Create a routine
Schedule your activity at the same time so you know how your blood sugar is affected.14 It doesn’t take long before an activity becomes a habit.
Exercise safety tips
Exercise — as part of your overall diabetes management plan — may have immense benefits. There are, however, also a few risks. One is hypoglycemia, or low blood sugar, which may happen if you exercise more than you normally do.15 Safely exercise with diabetes by following a few recommendations.
This is especially important if you take insulin. Keep a detailed record of your numbers. When you have an idea of how your blood sugar will respond to activity, you may help prevent spikes and dips in your levels.16 For example, if you know a certain activity causes your blood sugar to drop quickly, you may need a glass of juice, a piece of fruit, a small snack or a glucose tab17 before you exercise in order to avoid hypoglycemia, or low blood sugar. If your blood sugar is running high before you exercise, you’ll want to check for ketones in your blood or urine.17 When you’re diabetic, ketones can be life threatening.18

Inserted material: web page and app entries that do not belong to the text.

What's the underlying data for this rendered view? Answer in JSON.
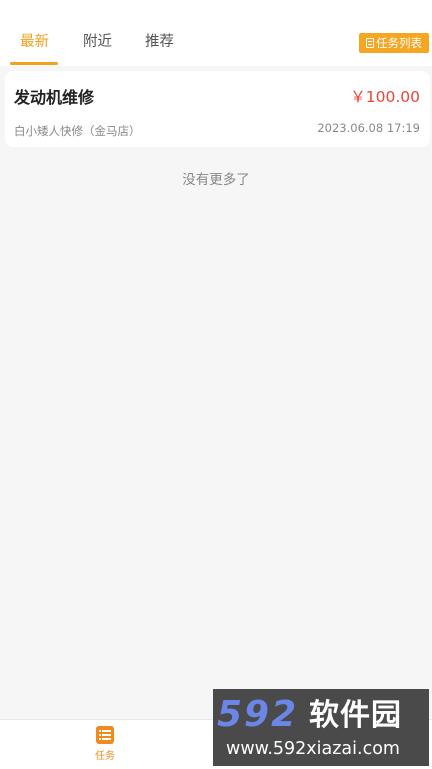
{
  "tabs": [
    {
      "label": "最新",
      "active": true
    },
    {
      "label": "附近",
      "active": false
    },
    {
      "label": "推荐",
      "active": false
    }
  ],
  "task_list_button": {
    "label": "任务列表",
    "icon": "document-icon"
  },
  "tasks": [
    {
      "title": "发动机维修",
      "price": "￥100.00",
      "shop": "白小矮人快修（金马店）",
      "time": "2023.06.08 17:19"
    }
  ],
  "no_more_text": "没有更多了",
  "bottom_nav": [
    {
      "label": "任务",
      "icon": "task-list-icon",
      "active": true
    }
  ],
  "watermark": {
    "logo": "592",
    "name": "软件园",
    "url": "www.592xiazai.com"
  },
  "colors": {
    "accent": "#f0a21c",
    "button": "#f5a623",
    "price": "#e5473a",
    "nav_accent": "#f08a1c",
    "background": "#f6f6f6"
  }
}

Warning signs of hypoglycemia
If you have any of these symptoms during (or even several hours after) exercise, stop what you’re doing.19

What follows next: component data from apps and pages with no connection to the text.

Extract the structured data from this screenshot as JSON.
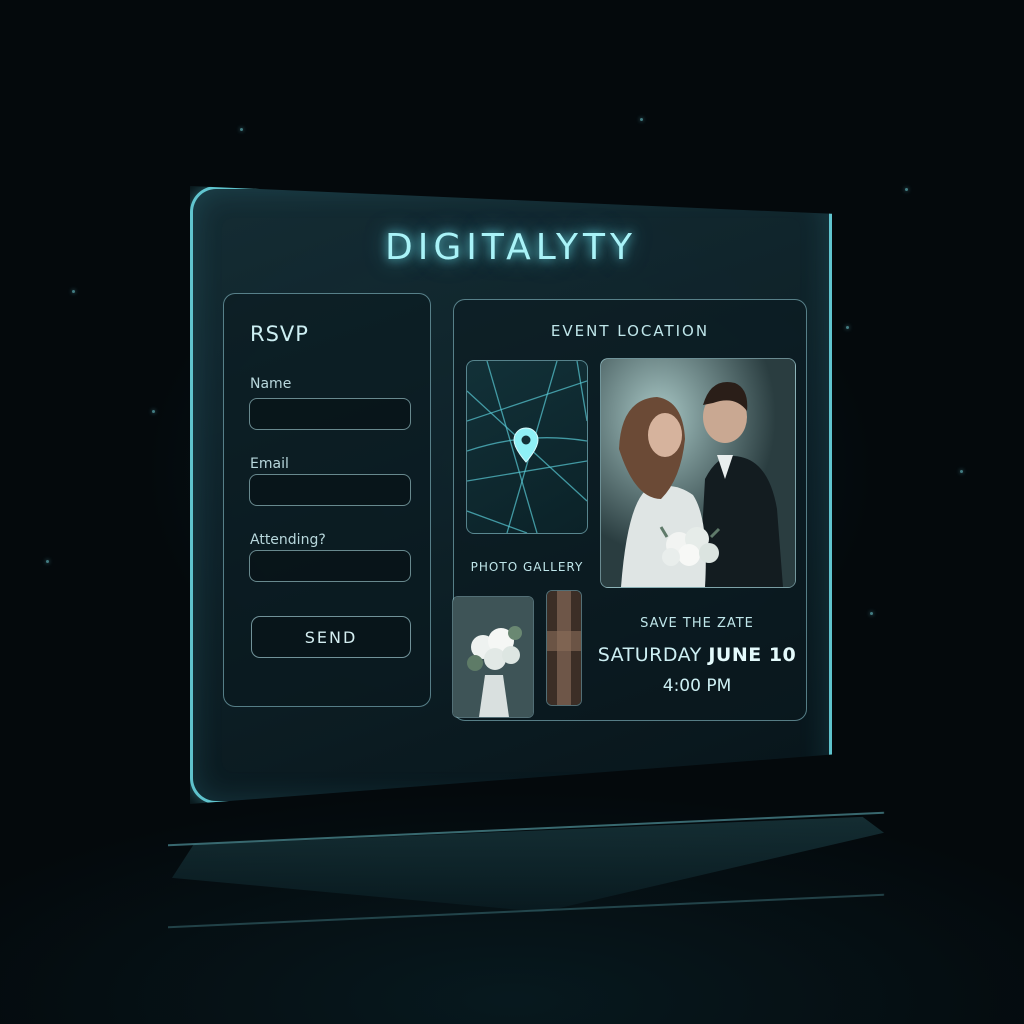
{
  "brand": {
    "title": "DIGITALYTY"
  },
  "rsvp": {
    "title": "RSVP",
    "fields": [
      {
        "label": "Name",
        "value": "",
        "placeholder": ""
      },
      {
        "label": "Email",
        "value": "",
        "placeholder": ""
      },
      {
        "label": "Attending?",
        "value": "",
        "placeholder": ""
      }
    ],
    "send_label": "SEND"
  },
  "event": {
    "location_heading": "EVENT LOCATION",
    "gallery_label": "PHOTO GALLERY",
    "save_label": "SAVE THE ZATE",
    "date_day": "SATURDAY",
    "date_month_day": "JUNE 10",
    "time": "4:00 PM"
  },
  "icons": {
    "map_pin": "map-pin-icon"
  },
  "colors": {
    "accent": "#6ee1eb",
    "background": "#04090c",
    "panel": "#16303a"
  }
}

- Lightheadedness or dizziness
- Rapid heartbeat
- Chest pain
- Back pain
- Shortness of breath
If you still have these symptoms even after you stop, call 911.
Dehydration can be a real concern with diabetes. Drinking water can help you rehydrate by getting rid of extra glucose through urine.20
It may be more difficult for injuries to heal when you have diabetes.21 Carefully check your feet before and after you exercise. Make sure your shoes fit comfortably and properly.22
Help break out of an exercise rut by hanging out with a friend. (It helps to have someone hold you accountable — and may make it more enjoyable.)8
Know your limits. If you may have nerve issues, you’ll likely want to find low-impact activities that won’t put pressure on your joints or feet.23
Staying on track with exercise
Whatever you choose to do to get moving, try to find joy in movement. Use this time reconnect with yourself. We believe your long-term health is worth the investment!
- The Role of Exercise in Diabetes | ncbi.nlm.nih.gov
- Diabetes management: How lifestyle, daily routine affect blood sugar | mayoclinic.org
- Fitness | diabetes.org
- How Much Exercise to Help Manage T1D and Optimize One’s Immune System? | jdrf.org
- Exercise: 7 benefits of regular physical activity | mayoclinic.org
- Individuals with type 2 diabetes should exercise after dinner | sciencedaily.com
- Physical Activity/Exercise and Diabetes | care.diabetesjournals.org
- Get Active! Living with diabetes | cdc.gov
- Why Resistance Training is Great for Diabetes Management | diabetesstrong.com
- Current Guidelines | health.gov
- Strength training exercise benefits diabetes | diabetesaction.org
- Diabetes and exercise: When to monitor your blood sugar | mayoclinic.org
- Walking 101 (pdf) | heart.org
- Tips for Exercising Safely When You Have Diabetes | uofmhealth.org
- Hypoglycemia unawareness | mayoclinic.org
- Blood Sugar and Exercise | diabetes.org
- Exercise & Type 1 | diabetes.org
- Five Things to Know About Ketones | diabetes.org
- Hypoglycemia overview | mayoclinic.org
- Water and diabetes | diabetes.co.uk
- Diabetes and Foot Problems | niddk.nih.gov
- Diabetes and exercise | diabetes.co.uk
- Diabetes and Your Eyes, Heart, Nerves, Feet, and Kidneys | kidney.org